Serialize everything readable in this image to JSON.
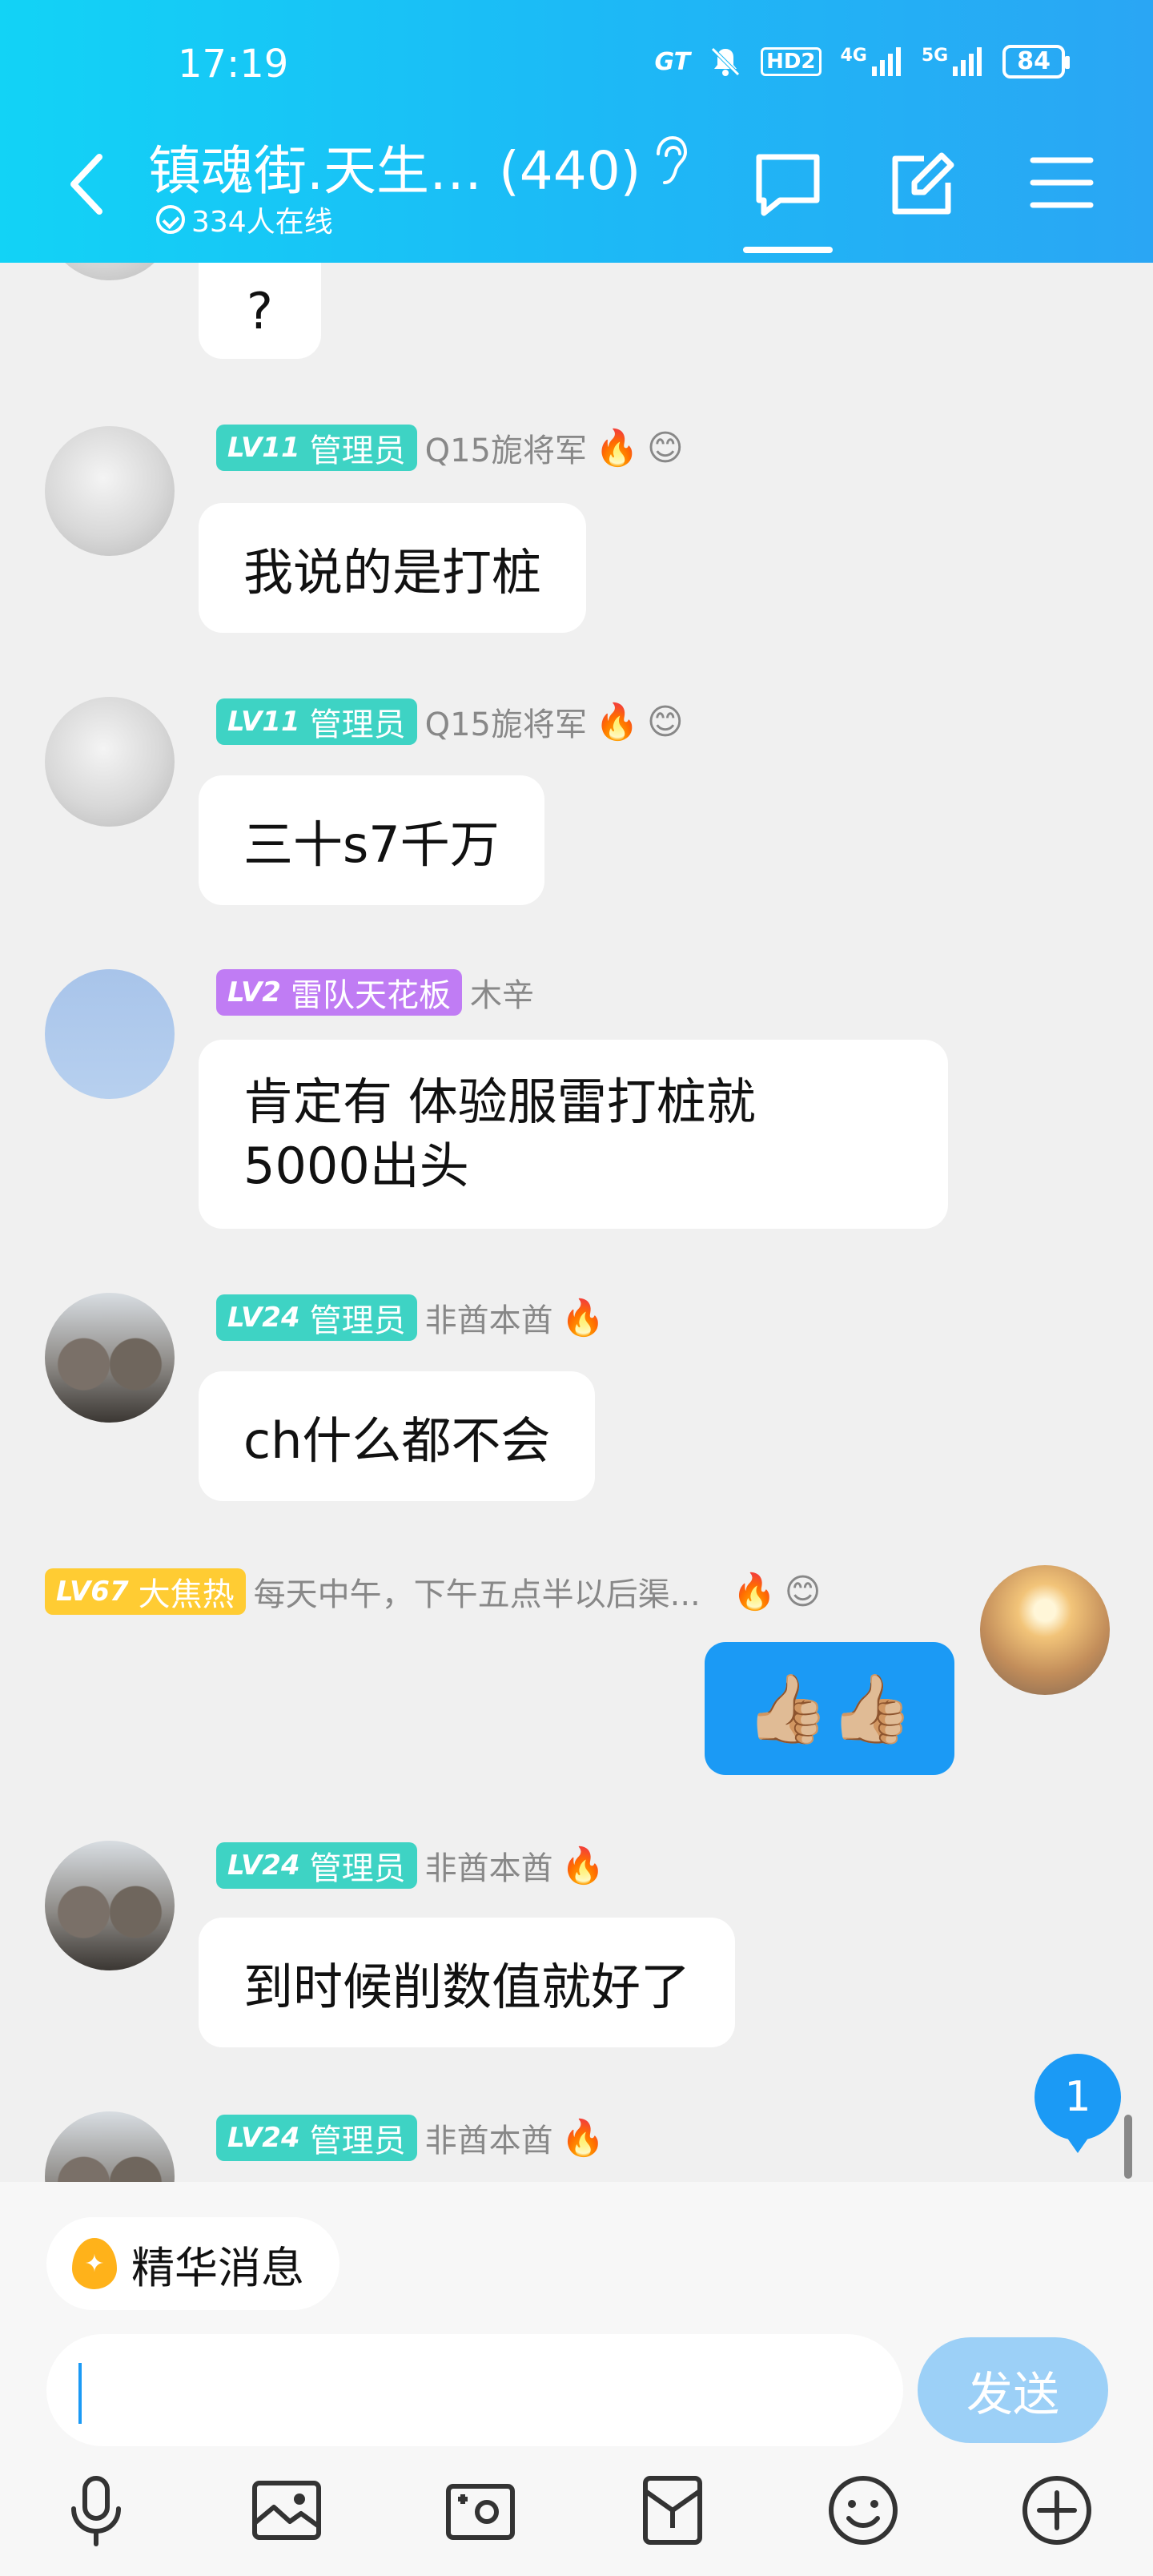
{
  "status_bar": {
    "time": "17:19",
    "network_label": "GT",
    "hd_label": "HD2",
    "net_4g": "4G",
    "net_5g": "5G",
    "battery": "84"
  },
  "header": {
    "title": "镇魂街.天生…  (440)",
    "online": "334人在线"
  },
  "messages": [
    {
      "partial_text": "?"
    },
    {
      "level": "LV11",
      "role": "管理员",
      "name": "Q15旎将军",
      "text": "我说的是打桩"
    },
    {
      "level": "LV11",
      "role": "管理员",
      "name": "Q15旎将军",
      "text": "三十s7千万"
    },
    {
      "level": "LV2",
      "role": "雷队天花板",
      "name": "木辛",
      "text_line1": "肯定有 体验服雷打桩就",
      "text_line2": "5000出头"
    },
    {
      "level": "LV24",
      "role": "管理员",
      "name": "非酋本酋",
      "text": "ch什么都不会"
    },
    {
      "level": "LV67",
      "role": "大焦热",
      "name": "每天中午，下午五点半以后渠...",
      "text": "👍🏼👍🏼"
    },
    {
      "level": "LV24",
      "role": "管理员",
      "name": "非酋本酋",
      "text": "到时候削数值就好了"
    },
    {
      "level": "LV24",
      "role": "管理员",
      "name": "非酋本酋"
    }
  ],
  "unread_count": "1",
  "bottom": {
    "essence_label": "精华消息",
    "input_value": "",
    "send_label": "发送"
  },
  "colors": {
    "header_start": "#12d3f6",
    "header_end": "#2aa6f4",
    "accent": "#1b9af5",
    "badge_admin": "#3ed3c4",
    "badge_purple": "#c07cf4",
    "badge_gold": "#ffcc33"
  }
}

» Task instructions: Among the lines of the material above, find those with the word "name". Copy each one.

» Expected output:
      "name": "Q15旎将军",
      "name": "Q15旎将军",
      "name": "木辛",
      "name": "非酋本酋",
      "name": "每天中午，下午五点半以后渠...",
      "name": "非酋本酋",
      "name": "非酋本酋"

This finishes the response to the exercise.